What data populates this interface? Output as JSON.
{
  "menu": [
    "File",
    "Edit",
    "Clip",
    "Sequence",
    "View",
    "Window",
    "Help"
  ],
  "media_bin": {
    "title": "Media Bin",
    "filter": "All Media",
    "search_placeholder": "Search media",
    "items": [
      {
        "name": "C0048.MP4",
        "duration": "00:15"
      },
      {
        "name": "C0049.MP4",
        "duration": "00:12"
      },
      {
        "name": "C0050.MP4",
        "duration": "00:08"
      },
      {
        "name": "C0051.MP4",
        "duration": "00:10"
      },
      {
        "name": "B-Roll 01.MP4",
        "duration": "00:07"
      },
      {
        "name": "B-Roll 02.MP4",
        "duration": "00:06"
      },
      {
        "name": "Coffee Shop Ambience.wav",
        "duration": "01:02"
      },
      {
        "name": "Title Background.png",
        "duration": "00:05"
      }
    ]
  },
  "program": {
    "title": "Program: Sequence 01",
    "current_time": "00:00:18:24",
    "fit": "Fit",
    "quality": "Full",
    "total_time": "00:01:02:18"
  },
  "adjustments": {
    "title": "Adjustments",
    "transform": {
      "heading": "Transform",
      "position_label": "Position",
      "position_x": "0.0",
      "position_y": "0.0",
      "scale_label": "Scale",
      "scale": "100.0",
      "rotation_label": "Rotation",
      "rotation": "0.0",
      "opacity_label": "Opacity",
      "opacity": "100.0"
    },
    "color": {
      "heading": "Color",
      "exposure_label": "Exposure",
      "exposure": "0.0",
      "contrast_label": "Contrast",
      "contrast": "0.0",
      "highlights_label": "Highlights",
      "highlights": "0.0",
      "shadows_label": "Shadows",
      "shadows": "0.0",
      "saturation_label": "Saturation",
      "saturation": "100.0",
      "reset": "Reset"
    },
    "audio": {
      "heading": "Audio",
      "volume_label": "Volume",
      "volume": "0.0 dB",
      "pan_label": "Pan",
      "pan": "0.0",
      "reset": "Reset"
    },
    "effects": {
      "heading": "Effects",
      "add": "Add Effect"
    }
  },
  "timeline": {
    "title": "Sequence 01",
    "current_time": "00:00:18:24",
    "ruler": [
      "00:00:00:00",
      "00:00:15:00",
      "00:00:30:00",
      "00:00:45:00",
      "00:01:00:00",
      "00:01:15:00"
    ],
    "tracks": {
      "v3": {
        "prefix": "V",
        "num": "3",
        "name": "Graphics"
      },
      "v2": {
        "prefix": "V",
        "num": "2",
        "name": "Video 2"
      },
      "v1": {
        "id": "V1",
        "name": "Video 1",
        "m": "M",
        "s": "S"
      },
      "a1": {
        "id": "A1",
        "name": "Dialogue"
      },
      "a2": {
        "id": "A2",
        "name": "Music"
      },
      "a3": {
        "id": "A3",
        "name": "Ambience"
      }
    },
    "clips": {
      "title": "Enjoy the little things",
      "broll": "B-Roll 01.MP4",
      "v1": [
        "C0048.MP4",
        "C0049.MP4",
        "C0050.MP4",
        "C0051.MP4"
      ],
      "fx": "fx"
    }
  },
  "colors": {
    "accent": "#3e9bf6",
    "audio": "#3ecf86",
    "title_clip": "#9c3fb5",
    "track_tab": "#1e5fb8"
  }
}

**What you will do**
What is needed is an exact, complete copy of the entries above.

**Your response**
What data populates this interface? Output as JSON.
{
  "menu": [
    "File",
    "Edit",
    "Clip",
    "Sequence",
    "View",
    "Window",
    "Help"
  ],
  "media_bin": {
    "title": "Media Bin",
    "filter": "All Media",
    "search_placeholder": "Search media",
    "items": [
      {
        "name": "C0048.MP4",
        "duration": "00:15"
      },
      {
        "name": "C0049.MP4",
        "duration": "00:12"
      },
      {
        "name": "C0050.MP4",
        "duration": "00:08"
      },
      {
        "name": "C0051.MP4",
        "duration": "00:10"
      },
      {
        "name": "B-Roll 01.MP4",
        "duration": "00:07"
      },
      {
        "name": "B-Roll 02.MP4",
        "duration": "00:06"
      },
      {
        "name": "Coffee Shop Ambience.wav",
        "duration": "01:02"
      },
      {
        "name": "Title Background.png",
        "duration": "00:05"
      }
    ]
  },
  "program": {
    "title": "Program: Sequence 01",
    "current_time": "00:00:18:24",
    "fit": "Fit",
    "quality": "Full",
    "total_time": "00:01:02:18"
  },
  "adjustments": {
    "title": "Adjustments",
    "transform": {
      "heading": "Transform",
      "position_label": "Position",
      "position_x": "0.0",
      "position_y": "0.0",
      "scale_label": "Scale",
      "scale": "100.0",
      "rotation_label": "Rotation",
      "rotation": "0.0",
      "opacity_label": "Opacity",
      "opacity": "100.0"
    },
    "color": {
      "heading": "Color",
      "exposure_label": "Exposure",
      "exposure": "0.0",
      "contrast_label": "Contrast",
      "contrast": "0.0",
      "highlights_label": "Highlights",
      "highlights": "0.0",
      "shadows_label": "Shadows",
      "shadows": "0.0",
      "saturation_label": "Saturation",
      "saturation": "100.0",
      "reset": "Reset"
    },
    "audio": {
      "heading": "Audio",
      "volume_label": "Volume",
      "volume": "0.0 dB",
      "pan_label": "Pan",
      "pan": "0.0",
      "reset": "Reset"
    },
    "effects": {
      "heading": "Effects",
      "add": "Add Effect"
    }
  },
  "timeline": {
    "title": "Sequence 01",
    "current_time": "00:00:18:24",
    "ruler": [
      "00:00:00:00",
      "00:00:15:00",
      "00:00:30:00",
      "00:00:45:00",
      "00:01:00:00",
      "00:01:15:00"
    ],
    "tracks": {
      "v3": {
        "prefix": "V",
        "num": "3",
        "name": "Graphics"
      },
      "v2": {
        "prefix": "V",
        "num": "2",
        "name": "Video 2"
      },
      "v1": {
        "id": "V1",
        "name": "Video 1",
        "m": "M",
        "s": "S"
      },
      "a1": {
        "id": "A1",
        "name": "Dialogue"
      },
      "a2": {
        "id": "A2",
        "name": "Music"
      },
      "a3": {
        "id": "A3",
        "name": "Ambience"
      }
    },
    "clips": {
      "title": "Enjoy the little things",
      "broll": "B-Roll 01.MP4",
      "v1": [
        "C0048.MP4",
        "C0049.MP4",
        "C0050.MP4",
        "C0051.MP4"
      ],
      "fx": "fx"
    }
  },
  "colors": {
    "accent": "#3e9bf6",
    "audio": "#3ecf86",
    "title_clip": "#9c3fb5",
    "track_tab": "#1e5fb8"
  }
}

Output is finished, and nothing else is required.